There probably isn't anyone who doesn’t want to stay healthy and live independently for as long as possible. To manage this, a diet adapted to your age and body and regular exercise play an important role. It’s no secret that our bodies change throughout our lives. Our daily calorie requirement declines steadily by 25% from 50 to 65. This is because ageing causes part of our muscle mass to be replaced by fat and tissue cells, which is why we don't need as much energy. On the other hand our micronutrient and protein requirements stay the same or even increase. So it's recommended that from the age of 65, people consume 1 to 1.2 g of animal or vegetable protein per kilo of body weight per day (recommendation for younger adults: 0.8 g per kilo of body weight).
A study by the Felix Platter Geriatric Medicine University (Universitäre Altersmedizin Felix Platter) showed that older people especially eat too little or have unbalanced diets. This can be for various reasons such as loss of appetite, chewing and digestive problems, but also because people are unaware of what they should eat. More than half of the 300 elderly hospital patients studied showed signs of malnutrition and insufficient protein intake. One consequence of this is muscle atrophy, which one in five of the malnourished people suffered from.
Three tips for a healthy everyday life
1. Our bodies like to keep moving at every stage of our lives. We should do this by spending at least two and a half hours a week walking briskly, gardening, climbing stairs, cycling, doing gymnastics, balance exercises or hiking. Pro Senectute's varied programme includes activities such as dancing and rhythmic gymnastics which help balance and coordination. They have created numerous fitness workouts in collaboration with SWICA.
2. In the winter, our bodies lack vitamin D, which is produced by the skin when exposed to sunlight.
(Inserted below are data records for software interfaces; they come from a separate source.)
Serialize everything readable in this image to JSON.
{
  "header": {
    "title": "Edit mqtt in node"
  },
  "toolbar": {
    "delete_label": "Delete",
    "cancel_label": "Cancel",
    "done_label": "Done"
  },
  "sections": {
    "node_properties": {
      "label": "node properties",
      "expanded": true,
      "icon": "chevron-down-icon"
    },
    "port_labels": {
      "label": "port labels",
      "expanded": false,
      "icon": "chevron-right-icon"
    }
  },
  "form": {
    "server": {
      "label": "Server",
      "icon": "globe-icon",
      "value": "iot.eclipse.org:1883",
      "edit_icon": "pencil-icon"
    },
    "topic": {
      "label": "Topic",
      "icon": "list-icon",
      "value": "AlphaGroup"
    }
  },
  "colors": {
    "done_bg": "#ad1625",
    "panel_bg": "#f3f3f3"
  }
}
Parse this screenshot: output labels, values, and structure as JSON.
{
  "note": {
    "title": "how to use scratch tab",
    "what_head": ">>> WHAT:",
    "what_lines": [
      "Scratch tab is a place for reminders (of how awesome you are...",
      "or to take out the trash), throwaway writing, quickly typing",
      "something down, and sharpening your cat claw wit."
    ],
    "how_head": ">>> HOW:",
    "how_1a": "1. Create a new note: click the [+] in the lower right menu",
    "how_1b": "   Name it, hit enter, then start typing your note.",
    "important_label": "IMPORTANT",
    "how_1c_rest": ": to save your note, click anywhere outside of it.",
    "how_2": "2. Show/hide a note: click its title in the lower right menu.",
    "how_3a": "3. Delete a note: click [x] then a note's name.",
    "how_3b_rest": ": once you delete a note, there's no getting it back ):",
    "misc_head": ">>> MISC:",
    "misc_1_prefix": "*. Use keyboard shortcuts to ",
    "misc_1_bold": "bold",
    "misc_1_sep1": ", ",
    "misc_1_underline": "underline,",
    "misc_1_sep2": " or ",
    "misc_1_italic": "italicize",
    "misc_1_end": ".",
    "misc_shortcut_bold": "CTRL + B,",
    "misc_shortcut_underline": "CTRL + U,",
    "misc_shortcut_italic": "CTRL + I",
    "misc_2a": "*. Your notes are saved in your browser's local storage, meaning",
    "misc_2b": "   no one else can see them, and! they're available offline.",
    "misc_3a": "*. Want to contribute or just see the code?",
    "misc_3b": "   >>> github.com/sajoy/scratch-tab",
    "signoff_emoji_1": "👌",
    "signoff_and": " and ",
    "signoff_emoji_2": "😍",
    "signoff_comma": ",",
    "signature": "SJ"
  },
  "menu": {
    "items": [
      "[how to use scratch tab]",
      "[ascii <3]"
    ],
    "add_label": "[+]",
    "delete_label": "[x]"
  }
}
It's important for the muscles and the immune system, which is why it's recommended that people over 60 take vitamin D in the form of soft capsules containing oil or oil in drop form.
3. Proteins contribute to muscle and bone formation and are found in many animal and plant foods:
- Meat, fish, eggs
- Milk, yoghurt, cheese
- Pulses such as chickpeas and lentils
- Soya, tofu or soya drinks
- Seitan and Quorn
- Nuts and seeds
- Cereals such as wheat, oats, rice or muesli
What SWICA offers
Want to try aqua-fit, yoga, strength training, tennis, rhythmic gymnastics or dancing? With COMPLETA PRAEVENTA supplementary insurance SWICA supports preventive healthcare and health promotion with exercise, nutrition and wellbeing activities with an annual contribution of 50% up to 500 francs or 300 francs per activity category.